Why Are There Holes in Swiss Cheese? We Finally Know!
The greatest mystery surrounding food since figuring out how to remove the seeds from watermelon has been solved.
The Swiss funded a study to figure out just why Swiss cheese has holes in it (because it would be weird if any other country did it, right?).
Hold onto your Gorgonzola because here comes the knowledge: the holes are caused by teeny pieces of hay used in the milk that's used to make the Swiss cheese. That's it. We hope you weren't looking for something more elaborate because you're going to be disappointed.
It had traditionally been accepted that the holes were due to bacteria in the milk.
What's more, the famed holes in the cheese appear to be decreasing in size, too, over the last decade as older methods of making the milk give way to more modern approaches.

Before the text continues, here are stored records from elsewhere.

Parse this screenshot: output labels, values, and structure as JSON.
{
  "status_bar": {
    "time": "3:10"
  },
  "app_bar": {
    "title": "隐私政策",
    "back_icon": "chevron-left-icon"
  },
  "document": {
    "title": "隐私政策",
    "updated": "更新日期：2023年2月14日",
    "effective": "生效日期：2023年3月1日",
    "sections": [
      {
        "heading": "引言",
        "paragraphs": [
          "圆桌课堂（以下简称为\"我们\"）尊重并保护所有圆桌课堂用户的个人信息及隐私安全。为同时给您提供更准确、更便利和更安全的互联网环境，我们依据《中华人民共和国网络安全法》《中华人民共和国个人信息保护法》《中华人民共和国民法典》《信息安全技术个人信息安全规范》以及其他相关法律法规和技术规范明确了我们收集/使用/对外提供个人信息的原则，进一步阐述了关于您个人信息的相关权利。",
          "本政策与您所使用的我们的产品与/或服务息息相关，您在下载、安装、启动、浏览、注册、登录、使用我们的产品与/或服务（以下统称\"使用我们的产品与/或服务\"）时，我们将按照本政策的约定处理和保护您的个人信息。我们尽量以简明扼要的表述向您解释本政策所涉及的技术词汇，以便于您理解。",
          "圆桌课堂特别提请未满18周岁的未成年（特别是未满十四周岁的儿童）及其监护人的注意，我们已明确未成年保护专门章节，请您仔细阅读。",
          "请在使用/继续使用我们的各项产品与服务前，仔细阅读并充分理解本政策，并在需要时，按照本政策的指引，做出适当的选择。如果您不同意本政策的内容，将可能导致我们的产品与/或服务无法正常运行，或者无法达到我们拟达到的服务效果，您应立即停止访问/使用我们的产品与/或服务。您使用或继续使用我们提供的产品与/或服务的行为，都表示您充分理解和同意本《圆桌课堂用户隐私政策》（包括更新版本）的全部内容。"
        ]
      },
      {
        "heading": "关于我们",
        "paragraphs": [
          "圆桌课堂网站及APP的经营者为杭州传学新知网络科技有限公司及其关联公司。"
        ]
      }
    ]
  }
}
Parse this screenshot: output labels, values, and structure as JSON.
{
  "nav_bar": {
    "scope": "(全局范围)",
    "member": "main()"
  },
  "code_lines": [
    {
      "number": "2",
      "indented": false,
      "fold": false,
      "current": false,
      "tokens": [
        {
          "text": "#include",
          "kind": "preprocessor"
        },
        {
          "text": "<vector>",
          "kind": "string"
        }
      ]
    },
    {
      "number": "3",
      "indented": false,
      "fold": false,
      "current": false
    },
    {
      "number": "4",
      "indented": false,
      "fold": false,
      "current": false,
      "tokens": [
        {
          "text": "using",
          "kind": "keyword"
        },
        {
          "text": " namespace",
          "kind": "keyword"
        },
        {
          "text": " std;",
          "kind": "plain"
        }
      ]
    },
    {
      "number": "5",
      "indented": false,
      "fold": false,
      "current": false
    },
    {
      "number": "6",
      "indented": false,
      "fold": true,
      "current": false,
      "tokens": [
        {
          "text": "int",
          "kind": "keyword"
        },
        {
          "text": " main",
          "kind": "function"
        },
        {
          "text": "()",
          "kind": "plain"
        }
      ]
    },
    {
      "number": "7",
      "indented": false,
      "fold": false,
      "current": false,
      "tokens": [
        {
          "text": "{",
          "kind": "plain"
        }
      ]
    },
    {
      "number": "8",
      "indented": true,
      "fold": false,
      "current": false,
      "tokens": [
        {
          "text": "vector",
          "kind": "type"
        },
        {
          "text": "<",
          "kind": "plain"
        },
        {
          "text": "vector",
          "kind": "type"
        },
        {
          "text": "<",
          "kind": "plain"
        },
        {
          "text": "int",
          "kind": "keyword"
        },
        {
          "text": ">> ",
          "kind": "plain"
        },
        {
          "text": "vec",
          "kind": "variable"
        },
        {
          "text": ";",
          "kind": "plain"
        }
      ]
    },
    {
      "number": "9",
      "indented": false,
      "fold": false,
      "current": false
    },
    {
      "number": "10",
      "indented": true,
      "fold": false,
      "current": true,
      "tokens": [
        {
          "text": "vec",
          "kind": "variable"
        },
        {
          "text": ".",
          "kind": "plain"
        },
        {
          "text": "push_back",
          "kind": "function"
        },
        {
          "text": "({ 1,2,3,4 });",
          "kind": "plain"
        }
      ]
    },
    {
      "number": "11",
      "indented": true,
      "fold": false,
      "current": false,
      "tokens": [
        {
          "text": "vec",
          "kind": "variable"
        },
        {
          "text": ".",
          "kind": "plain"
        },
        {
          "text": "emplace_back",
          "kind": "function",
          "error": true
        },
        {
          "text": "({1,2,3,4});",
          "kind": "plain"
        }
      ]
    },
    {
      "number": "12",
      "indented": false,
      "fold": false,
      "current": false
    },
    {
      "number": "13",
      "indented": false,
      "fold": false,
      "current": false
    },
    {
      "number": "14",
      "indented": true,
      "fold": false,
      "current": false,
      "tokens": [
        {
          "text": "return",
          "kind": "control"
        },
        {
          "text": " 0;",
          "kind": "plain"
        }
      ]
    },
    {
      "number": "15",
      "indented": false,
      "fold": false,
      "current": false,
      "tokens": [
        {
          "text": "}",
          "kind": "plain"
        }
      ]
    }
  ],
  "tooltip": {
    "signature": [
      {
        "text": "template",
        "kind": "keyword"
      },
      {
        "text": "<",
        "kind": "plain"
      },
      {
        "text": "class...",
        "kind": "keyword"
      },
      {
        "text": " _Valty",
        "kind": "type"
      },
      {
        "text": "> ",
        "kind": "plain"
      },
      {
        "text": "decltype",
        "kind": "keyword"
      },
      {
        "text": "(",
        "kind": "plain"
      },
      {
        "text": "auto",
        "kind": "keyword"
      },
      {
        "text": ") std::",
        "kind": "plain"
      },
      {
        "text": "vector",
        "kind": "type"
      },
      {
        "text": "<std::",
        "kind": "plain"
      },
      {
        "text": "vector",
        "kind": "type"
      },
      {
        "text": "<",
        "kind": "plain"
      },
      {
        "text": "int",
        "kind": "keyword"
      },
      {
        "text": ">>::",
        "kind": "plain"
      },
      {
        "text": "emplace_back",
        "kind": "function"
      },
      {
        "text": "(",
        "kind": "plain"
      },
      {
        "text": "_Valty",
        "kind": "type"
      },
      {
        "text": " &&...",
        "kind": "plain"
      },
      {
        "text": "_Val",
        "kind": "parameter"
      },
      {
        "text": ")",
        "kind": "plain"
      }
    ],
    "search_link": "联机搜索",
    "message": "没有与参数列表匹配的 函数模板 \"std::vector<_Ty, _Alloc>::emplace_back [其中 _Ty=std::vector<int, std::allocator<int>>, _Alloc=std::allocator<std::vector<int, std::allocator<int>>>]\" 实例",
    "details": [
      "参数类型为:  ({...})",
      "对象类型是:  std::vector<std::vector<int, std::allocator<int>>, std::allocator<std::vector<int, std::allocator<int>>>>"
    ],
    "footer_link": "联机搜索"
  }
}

Does this mean a day may come when there are no more holes in Swiss cheese? We can't say for sure, but we do know our world has been rocked by this finding. What's next? Blue cheese dressing that's actually purple?